BEGIN RECORDED DATA
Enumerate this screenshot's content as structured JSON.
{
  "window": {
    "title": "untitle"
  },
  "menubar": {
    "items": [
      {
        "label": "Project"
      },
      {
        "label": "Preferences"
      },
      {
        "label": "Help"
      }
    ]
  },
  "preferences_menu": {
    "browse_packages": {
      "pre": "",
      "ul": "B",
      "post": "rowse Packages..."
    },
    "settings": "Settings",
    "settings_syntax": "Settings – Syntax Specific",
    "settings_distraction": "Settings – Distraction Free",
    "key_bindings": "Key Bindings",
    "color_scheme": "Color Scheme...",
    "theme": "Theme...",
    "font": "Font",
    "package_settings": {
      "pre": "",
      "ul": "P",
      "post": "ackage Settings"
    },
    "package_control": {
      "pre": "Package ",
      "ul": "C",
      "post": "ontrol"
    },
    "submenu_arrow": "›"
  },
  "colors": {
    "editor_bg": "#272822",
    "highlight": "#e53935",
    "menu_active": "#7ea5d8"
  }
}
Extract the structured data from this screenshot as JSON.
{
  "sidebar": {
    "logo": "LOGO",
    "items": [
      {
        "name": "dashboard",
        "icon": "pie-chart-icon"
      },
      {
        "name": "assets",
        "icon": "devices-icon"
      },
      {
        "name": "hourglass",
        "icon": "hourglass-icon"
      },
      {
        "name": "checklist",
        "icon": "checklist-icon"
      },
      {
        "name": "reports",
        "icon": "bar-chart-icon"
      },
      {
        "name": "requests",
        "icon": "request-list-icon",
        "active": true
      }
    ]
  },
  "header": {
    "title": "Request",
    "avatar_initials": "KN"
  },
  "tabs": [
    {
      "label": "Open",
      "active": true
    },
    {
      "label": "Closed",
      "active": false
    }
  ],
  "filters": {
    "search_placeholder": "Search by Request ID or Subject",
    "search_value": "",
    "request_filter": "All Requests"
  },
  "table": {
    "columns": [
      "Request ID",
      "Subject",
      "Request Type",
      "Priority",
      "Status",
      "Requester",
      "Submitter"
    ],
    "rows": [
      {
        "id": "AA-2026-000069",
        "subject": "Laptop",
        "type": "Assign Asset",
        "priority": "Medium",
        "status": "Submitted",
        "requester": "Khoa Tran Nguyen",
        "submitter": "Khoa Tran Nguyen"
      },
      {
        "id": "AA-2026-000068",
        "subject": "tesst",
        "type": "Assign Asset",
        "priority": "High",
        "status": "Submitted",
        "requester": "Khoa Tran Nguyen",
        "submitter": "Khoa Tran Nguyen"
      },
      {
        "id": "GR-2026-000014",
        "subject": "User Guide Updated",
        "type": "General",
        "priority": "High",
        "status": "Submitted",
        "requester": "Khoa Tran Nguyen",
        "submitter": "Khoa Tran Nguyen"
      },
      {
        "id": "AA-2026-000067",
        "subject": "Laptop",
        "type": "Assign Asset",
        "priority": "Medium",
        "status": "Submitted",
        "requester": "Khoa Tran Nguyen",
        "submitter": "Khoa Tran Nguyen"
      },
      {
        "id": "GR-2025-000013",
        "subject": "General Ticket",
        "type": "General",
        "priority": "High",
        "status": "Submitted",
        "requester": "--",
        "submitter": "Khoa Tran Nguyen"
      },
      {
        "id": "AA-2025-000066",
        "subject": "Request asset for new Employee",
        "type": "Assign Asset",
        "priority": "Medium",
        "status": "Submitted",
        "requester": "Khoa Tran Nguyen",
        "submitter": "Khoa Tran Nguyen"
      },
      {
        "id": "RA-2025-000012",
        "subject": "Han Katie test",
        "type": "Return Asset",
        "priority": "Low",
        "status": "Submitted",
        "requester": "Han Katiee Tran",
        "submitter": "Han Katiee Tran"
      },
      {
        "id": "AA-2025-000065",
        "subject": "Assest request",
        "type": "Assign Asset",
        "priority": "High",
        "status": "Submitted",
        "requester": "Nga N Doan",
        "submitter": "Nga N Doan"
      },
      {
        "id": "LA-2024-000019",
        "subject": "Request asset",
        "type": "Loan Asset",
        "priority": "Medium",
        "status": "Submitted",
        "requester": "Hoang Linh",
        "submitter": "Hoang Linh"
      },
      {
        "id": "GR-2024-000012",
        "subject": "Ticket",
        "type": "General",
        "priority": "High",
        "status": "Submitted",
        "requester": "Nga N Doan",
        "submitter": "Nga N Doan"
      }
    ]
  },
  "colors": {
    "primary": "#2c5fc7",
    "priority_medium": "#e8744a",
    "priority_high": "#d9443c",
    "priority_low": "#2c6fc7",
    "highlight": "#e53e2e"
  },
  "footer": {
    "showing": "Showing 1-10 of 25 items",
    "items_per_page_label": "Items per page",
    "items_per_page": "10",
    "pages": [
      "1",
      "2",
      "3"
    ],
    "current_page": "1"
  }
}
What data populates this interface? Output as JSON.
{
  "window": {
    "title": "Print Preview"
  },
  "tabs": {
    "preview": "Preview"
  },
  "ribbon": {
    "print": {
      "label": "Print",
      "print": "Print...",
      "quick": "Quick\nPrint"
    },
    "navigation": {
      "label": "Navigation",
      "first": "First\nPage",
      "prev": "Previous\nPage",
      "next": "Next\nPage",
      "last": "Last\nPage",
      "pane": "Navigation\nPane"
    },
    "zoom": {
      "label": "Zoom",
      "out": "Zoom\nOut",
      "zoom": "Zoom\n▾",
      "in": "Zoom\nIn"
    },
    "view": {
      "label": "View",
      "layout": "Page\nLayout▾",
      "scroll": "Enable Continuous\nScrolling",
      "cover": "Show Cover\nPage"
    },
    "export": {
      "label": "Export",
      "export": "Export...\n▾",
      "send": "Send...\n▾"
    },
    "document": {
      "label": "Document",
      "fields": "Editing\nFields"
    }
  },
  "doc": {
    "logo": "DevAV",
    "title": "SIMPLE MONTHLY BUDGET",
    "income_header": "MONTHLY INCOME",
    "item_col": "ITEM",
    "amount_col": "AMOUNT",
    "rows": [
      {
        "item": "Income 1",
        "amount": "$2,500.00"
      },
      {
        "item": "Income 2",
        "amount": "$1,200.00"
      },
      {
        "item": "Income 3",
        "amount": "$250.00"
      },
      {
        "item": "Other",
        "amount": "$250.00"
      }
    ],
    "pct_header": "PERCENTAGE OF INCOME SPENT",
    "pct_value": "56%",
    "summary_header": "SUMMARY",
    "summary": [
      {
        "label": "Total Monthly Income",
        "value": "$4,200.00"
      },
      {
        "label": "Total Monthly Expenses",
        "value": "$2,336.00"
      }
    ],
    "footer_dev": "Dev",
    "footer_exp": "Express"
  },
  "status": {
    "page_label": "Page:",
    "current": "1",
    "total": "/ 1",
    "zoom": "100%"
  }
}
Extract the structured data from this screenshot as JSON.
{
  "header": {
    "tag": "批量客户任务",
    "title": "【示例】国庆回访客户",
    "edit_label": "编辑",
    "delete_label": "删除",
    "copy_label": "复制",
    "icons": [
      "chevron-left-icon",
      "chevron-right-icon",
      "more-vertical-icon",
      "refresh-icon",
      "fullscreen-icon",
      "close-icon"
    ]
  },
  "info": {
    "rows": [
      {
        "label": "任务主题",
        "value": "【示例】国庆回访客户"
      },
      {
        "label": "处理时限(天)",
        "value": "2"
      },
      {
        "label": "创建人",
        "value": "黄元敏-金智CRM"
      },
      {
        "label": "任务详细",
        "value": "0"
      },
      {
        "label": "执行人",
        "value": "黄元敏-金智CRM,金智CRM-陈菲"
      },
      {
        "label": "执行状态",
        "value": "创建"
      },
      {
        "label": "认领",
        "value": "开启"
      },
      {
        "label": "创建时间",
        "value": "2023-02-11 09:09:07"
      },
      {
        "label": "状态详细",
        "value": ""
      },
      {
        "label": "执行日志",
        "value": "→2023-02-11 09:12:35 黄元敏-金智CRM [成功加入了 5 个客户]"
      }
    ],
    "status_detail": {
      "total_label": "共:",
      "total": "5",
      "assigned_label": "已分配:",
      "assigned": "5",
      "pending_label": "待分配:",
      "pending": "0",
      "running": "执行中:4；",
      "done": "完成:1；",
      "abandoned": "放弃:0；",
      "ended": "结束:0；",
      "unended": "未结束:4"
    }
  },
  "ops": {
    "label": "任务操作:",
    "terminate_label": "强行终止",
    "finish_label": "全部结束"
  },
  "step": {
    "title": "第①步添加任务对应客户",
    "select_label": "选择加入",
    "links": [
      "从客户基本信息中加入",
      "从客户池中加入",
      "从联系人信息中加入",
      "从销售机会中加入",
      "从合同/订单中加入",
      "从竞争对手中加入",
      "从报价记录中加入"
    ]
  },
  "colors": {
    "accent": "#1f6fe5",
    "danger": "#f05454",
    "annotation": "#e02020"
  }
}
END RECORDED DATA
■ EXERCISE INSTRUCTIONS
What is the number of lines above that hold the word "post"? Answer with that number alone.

■ SOLUTION TO THE PROBLEM
3